FIGS. 7 and 8 illustrate a water meter, generally referred to as 54, which includes a housing 58 and an impeller 59 which is positioned in the flow path of water being treated. The impeller 59 is shown here associated with the fluid outlet, but it would be equally effective if associated with the inlet or anywhere else so long as the impeller is positioned to accurately monitor the actual volume of water passing through the water softener.
A gear train 61 is shown driven by the impeller and connected to drive the gear 62 which is connected to the flexible shaft 53 which in turn is connected through clutch 52 to drive pinion 33. The gear train 61 is a standard gear reduction unit and includes gears 61A, 61B, 61C, 61D, 61E, 61F, 61G, and 62.
The operation of the meter-controlled regeneration device is as follows:
Water to be treated flows through inlet 13 and treated water flows out through outlet 14 causing the impeller 59 to rotate in direct relationship to the flow of water. This rotation is transmitted through the gear train 61 (61A-G) to the output gear 62. Output gear 62 turns the drive pinion 33 by means of the flexible cable 53 connected to the clutching arrangement 52 at some constant gallons-per-revolution rate. The drive pinion 33 causes the water volume wheel 24 to rotate clockwise as viewed in FIGS. 3 and 4 and this wheel 24 will continue to rotate very slowly as long as water is flowing through the meter 54.
As shown in FIG. 3, when the predetermined volume of water has been treated, the trip finger 47 has assumed a position to contact start arm 43. The water volume wheel will cease to rotate due to the clutching arrangement 52 which allows the flexible cable 53 to free-wheel. The water volume wheel 24 will idle in this position until the predetermined time of day for regeneration has arrived. At this time cycle-starting lug 46 contacts sloping protrusion 49 and causes it to rotate. This rotation causes trip finger 47 to impart a rotational force upon the start arm 43 which brings the piston drive gear 39 into running mesh with drive gear 55A. The motor then causes the control to proceed through a regeneration cycle.
While the regeneration cycle is underway, segment gear 39 is also rotating and its teeth 41 come into running mesh with teeth 38 of gear 37. This meshing causes rotation of water volume wheel 24 until the gear teeth 38 and 39 lose mesh due to missing teeth on gear 37. This is the automatic resetting feature of this device.
Note that during the resetting of the water volume wheel 24, the drive pinion 33 also must rotate. This is made possible due to the clutching arrangement 52. The relationship of the missing teeth on gear 37 to the trip finger 47 is adjustable to obtain the volume of water required for a particular installation.

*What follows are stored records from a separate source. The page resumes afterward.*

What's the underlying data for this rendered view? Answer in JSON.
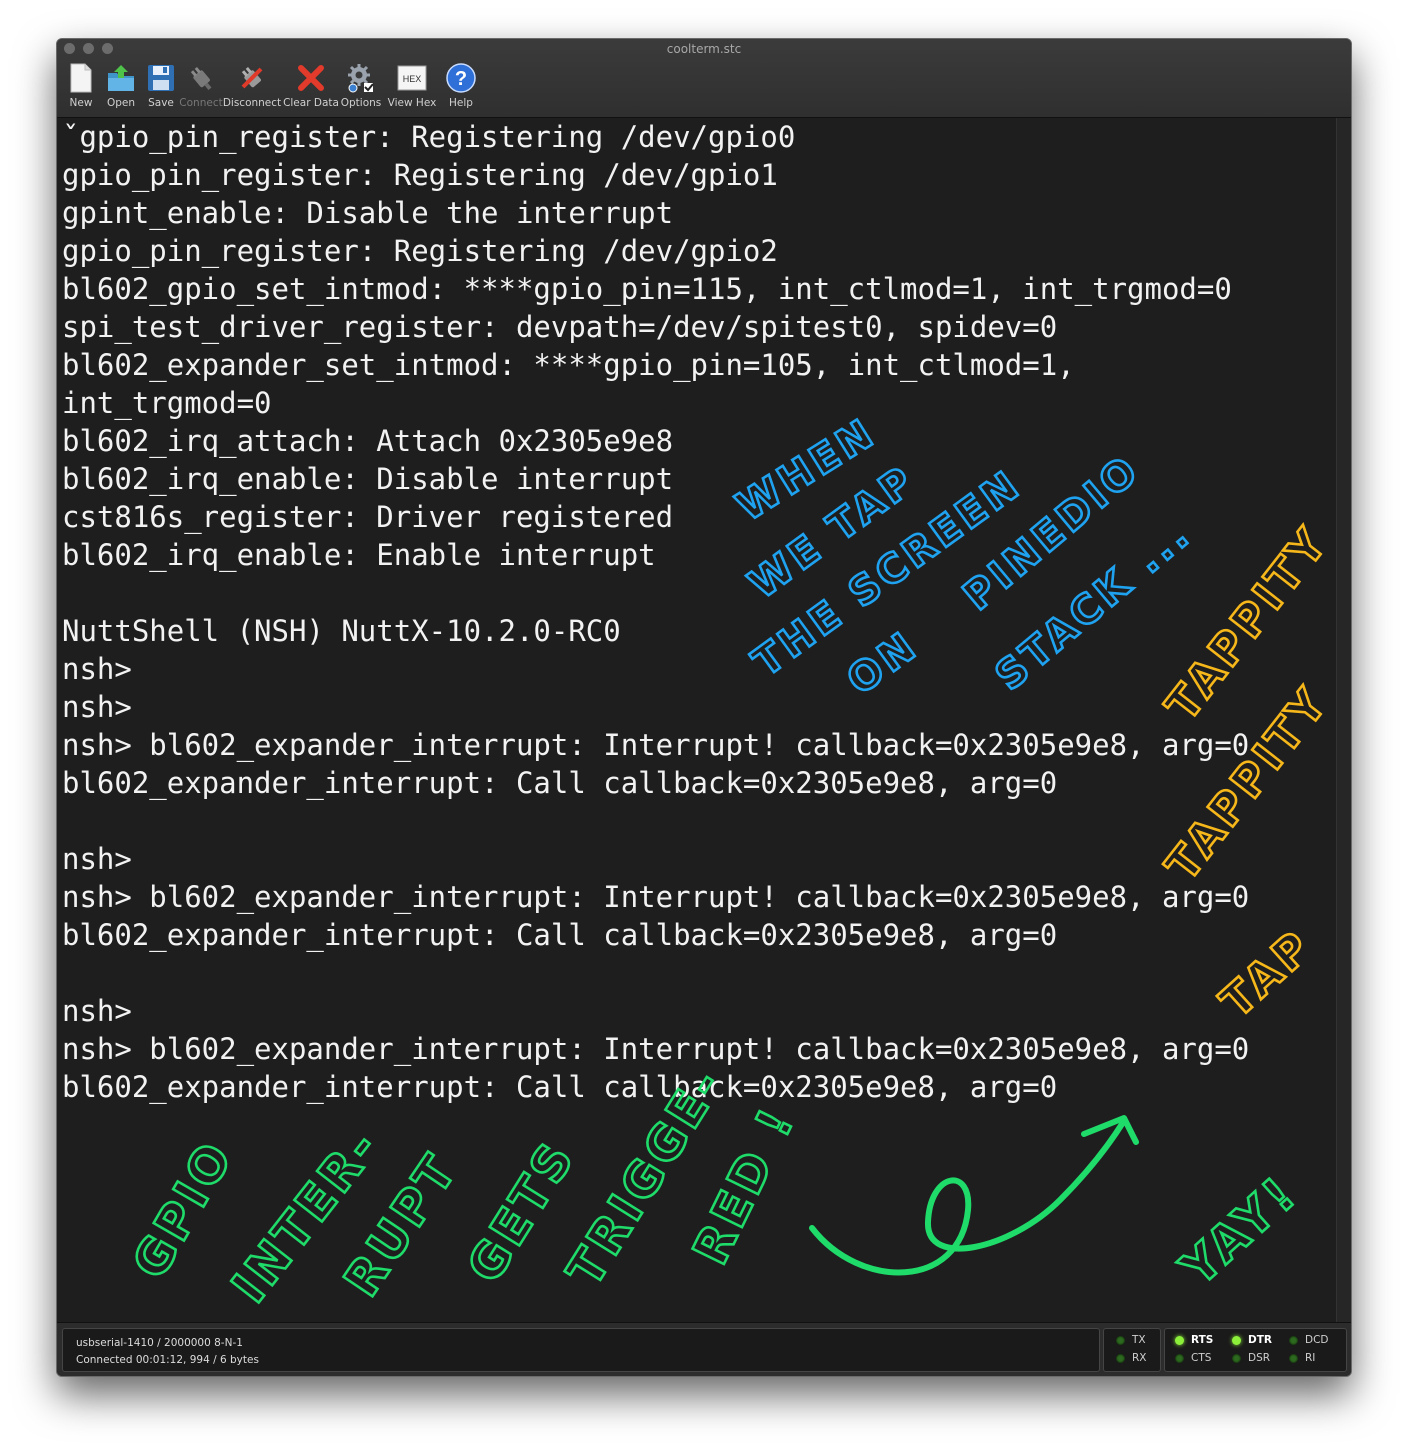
{
  "window": {
    "title": "coolterm.stc"
  },
  "toolbar": {
    "buttons": [
      {
        "label": "New",
        "icon": "new-document-icon",
        "enabled": true
      },
      {
        "label": "Open",
        "icon": "open-folder-icon",
        "enabled": true
      },
      {
        "label": "Save",
        "icon": "save-disk-icon",
        "enabled": true
      },
      {
        "label": "Connect",
        "icon": "connect-plug-icon",
        "enabled": false
      },
      {
        "label": "Disconnect",
        "icon": "disconnect-plug-icon",
        "enabled": true
      },
      {
        "label": "Clear Data",
        "icon": "clear-x-icon",
        "enabled": true
      },
      {
        "label": "Options",
        "icon": "options-gear-icon",
        "enabled": true
      },
      {
        "label": "View Hex",
        "icon": "hex-icon",
        "enabled": true
      },
      {
        "label": "Help",
        "icon": "help-question-icon",
        "enabled": true
      }
    ],
    "hex_icon_text": "HEX",
    "help_icon_text": "?"
  },
  "terminal": {
    "lines": [
      "ˇgpio_pin_register: Registering /dev/gpio0",
      "gpio_pin_register: Registering /dev/gpio1",
      "gpint_enable: Disable the interrupt",
      "gpio_pin_register: Registering /dev/gpio2",
      "bl602_gpio_set_intmod: ****gpio_pin=115, int_ctlmod=1, int_trgmod=0",
      "spi_test_driver_register: devpath=/dev/spitest0, spidev=0",
      "bl602_expander_set_intmod: ****gpio_pin=105, int_ctlmod=1,",
      "int_trgmod=0",
      "bl602_irq_attach: Attach 0x2305e9e8",
      "bl602_irq_enable: Disable interrupt",
      "cst816s_register: Driver registered",
      "bl602_irq_enable: Enable interrupt",
      "",
      "NuttShell (NSH) NuttX-10.2.0-RC0",
      "nsh>",
      "nsh>",
      "nsh> bl602_expander_interrupt: Interrupt! callback=0x2305e9e8, arg=0",
      "bl602_expander_interrupt: Call callback=0x2305e9e8, arg=0",
      "",
      "nsh>",
      "nsh> bl602_expander_interrupt: Interrupt! callback=0x2305e9e8, arg=0",
      "bl602_expander_interrupt: Call callback=0x2305e9e8, arg=0",
      "",
      "nsh>",
      "nsh> bl602_expander_interrupt: Interrupt! callback=0x2305e9e8, arg=0",
      "bl602_expander_interrupt: Call callback=0x2305e9e8, arg=0"
    ]
  },
  "status": {
    "port": "usbserial-1410 / 2000000 8-N-1",
    "connection": "Connected 00:01:12, 994 / 6 bytes",
    "leds": {
      "tx": {
        "label": "TX",
        "on": false
      },
      "rx": {
        "label": "RX",
        "on": false
      },
      "rts": {
        "label": "RTS",
        "on": true
      },
      "cts": {
        "label": "CTS",
        "on": false
      },
      "dtr": {
        "label": "DTR",
        "on": true
      },
      "dsr": {
        "label": "DSR",
        "on": false
      },
      "dcd": {
        "label": "DCD",
        "on": false
      },
      "ri": {
        "label": "RI",
        "on": false
      }
    }
  },
  "annotations": {
    "blue": [
      "WHEN",
      "WE TAP",
      "THE SCREEN",
      "ON",
      "PINEDIO",
      "STACK ..."
    ],
    "orange": [
      "TAPPITY",
      "TAPPITY",
      "TAP"
    ],
    "green": [
      "GPIO",
      "INTER-",
      "RUPT",
      "GETS",
      "TRIGGE-",
      "RED !",
      "YAY!"
    ],
    "colors": {
      "blue": "#1fa3f0",
      "orange": "#f6b71a",
      "green": "#1fdc6a"
    }
  }
}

It is to be noted that in the preferred embodiment described herein the coaction between the water volume wheel and the timer wheel was by means of a direct mechanical connection. It is contemplated, however, that other embodiments could be constructed within the scope of applicant's invention wherein the coaction between the water volume wheel and the timer wheel was an indirect connection of more complicated design. Such arrangements are contemplated as being within the scope of the appended claims.